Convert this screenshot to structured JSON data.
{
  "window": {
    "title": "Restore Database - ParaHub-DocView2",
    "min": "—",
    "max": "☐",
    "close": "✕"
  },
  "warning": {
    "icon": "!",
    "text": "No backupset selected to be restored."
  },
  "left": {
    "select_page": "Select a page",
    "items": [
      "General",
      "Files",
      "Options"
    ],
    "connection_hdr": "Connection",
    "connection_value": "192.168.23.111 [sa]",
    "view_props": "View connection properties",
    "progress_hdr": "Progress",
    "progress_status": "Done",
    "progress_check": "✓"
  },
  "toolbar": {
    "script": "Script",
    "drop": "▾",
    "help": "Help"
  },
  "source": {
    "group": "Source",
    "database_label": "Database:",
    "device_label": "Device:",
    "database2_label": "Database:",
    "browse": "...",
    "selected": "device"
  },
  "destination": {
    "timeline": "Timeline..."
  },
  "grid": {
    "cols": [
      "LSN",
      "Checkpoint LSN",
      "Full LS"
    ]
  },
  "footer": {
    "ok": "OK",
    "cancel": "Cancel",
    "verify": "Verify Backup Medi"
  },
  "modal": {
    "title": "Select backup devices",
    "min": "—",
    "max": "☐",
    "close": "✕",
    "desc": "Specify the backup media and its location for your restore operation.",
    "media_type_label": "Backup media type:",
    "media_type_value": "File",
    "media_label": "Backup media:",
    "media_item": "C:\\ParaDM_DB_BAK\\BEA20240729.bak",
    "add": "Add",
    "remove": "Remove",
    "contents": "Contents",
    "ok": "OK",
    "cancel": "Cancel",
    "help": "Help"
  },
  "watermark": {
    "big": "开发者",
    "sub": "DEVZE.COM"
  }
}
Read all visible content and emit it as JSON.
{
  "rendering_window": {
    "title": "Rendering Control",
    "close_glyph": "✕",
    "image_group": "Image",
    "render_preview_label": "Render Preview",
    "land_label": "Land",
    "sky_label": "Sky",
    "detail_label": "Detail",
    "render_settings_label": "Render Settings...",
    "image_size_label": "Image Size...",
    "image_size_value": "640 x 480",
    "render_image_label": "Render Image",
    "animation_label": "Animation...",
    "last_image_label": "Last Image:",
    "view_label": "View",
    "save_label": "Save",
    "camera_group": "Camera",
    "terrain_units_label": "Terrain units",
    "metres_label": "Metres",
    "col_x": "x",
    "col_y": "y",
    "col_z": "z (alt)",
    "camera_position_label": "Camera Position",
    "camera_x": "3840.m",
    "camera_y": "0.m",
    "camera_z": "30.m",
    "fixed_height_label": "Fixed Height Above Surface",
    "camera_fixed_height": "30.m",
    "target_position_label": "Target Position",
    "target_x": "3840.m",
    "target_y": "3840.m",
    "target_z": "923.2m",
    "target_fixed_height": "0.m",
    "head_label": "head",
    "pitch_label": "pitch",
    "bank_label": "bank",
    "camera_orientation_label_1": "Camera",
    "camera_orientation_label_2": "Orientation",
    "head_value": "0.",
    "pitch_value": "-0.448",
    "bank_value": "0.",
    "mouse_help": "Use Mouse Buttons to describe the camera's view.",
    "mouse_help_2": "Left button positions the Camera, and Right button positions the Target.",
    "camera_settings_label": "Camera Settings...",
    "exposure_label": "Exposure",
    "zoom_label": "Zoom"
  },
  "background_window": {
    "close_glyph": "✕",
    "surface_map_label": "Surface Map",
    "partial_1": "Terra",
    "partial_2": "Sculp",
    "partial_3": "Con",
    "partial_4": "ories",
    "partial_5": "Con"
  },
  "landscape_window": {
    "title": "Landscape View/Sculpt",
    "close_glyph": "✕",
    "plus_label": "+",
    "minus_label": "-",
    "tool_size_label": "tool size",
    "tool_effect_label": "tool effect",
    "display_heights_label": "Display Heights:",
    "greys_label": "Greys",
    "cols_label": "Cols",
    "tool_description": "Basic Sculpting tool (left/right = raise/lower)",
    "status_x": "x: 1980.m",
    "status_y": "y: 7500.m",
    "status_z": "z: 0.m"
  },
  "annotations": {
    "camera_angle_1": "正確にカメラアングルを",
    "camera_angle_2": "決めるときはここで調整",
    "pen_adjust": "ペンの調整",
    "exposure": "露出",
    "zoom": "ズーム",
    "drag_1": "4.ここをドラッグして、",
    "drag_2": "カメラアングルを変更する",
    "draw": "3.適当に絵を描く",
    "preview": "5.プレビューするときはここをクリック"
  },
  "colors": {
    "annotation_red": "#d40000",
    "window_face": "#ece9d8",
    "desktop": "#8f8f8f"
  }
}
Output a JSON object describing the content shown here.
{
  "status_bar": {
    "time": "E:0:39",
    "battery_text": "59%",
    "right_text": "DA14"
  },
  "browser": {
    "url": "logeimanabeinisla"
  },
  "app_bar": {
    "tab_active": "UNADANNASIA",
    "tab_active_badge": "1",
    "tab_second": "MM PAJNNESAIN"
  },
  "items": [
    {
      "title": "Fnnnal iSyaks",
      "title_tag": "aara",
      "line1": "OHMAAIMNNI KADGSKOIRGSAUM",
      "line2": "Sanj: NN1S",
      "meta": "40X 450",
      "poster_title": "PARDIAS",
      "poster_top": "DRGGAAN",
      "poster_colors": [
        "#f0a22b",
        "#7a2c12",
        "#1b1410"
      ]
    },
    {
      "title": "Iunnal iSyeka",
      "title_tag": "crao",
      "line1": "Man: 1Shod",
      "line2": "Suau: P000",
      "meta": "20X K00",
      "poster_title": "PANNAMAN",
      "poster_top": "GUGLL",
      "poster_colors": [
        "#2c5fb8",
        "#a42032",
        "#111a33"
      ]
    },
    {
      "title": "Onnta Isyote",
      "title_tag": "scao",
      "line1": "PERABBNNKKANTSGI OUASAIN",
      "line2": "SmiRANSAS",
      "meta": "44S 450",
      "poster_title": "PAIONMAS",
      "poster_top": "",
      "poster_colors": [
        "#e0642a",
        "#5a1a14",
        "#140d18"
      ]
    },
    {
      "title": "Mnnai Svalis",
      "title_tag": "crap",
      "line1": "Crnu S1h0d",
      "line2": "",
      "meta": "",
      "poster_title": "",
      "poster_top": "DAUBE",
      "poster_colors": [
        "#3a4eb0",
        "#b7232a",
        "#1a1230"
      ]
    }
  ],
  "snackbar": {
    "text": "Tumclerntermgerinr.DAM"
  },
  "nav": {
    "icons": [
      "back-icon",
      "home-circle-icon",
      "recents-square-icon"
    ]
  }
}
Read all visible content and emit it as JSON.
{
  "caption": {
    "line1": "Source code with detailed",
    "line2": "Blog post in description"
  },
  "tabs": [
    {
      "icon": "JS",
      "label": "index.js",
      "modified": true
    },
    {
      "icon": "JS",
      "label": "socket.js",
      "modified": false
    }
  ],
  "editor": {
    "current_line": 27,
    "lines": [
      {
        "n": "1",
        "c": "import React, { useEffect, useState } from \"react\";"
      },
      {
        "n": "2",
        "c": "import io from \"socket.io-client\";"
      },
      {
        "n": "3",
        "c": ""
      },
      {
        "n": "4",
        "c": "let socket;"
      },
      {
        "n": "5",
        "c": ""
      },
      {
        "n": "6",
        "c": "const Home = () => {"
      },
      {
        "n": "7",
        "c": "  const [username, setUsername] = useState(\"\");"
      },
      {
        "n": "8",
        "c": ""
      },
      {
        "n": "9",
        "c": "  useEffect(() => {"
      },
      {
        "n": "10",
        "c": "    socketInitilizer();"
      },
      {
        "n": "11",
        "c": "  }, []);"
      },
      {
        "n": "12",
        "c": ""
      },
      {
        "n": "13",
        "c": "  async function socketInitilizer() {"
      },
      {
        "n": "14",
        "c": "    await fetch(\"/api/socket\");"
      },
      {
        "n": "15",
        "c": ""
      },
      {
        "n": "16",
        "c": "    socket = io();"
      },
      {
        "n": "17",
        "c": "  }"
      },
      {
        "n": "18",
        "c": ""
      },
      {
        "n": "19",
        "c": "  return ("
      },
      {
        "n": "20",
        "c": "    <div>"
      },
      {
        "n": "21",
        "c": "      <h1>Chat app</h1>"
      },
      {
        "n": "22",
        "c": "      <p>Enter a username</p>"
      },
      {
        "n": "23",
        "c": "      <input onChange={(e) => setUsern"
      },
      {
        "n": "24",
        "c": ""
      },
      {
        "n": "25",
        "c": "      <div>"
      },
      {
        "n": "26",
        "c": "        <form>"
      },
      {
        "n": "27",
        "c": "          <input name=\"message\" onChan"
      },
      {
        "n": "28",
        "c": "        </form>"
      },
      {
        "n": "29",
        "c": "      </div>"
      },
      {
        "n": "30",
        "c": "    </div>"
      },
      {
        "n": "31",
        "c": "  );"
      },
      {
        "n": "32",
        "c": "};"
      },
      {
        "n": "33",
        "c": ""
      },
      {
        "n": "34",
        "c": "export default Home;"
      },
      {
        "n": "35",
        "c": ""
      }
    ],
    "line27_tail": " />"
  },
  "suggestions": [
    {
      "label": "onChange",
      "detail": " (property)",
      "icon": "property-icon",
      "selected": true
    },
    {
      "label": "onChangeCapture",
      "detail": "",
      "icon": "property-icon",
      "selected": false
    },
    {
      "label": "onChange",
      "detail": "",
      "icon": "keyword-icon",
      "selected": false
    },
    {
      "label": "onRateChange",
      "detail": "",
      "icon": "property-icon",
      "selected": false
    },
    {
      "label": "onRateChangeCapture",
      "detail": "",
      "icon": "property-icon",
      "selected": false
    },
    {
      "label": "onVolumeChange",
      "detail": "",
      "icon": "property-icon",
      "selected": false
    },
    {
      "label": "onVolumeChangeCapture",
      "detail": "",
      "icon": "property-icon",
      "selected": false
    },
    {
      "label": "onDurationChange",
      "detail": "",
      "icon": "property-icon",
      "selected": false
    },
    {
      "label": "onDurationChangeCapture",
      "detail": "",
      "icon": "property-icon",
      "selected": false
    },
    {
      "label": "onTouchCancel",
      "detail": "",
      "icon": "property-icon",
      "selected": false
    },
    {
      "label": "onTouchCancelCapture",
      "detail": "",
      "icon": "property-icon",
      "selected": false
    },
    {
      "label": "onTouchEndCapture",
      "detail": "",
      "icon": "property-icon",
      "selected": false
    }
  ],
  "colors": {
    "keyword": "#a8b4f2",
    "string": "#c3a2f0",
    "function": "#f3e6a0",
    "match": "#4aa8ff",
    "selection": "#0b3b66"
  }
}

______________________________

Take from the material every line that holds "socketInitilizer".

        "c": "    socketInitilizer();"
        "c": "  async function socketInitilizer() {"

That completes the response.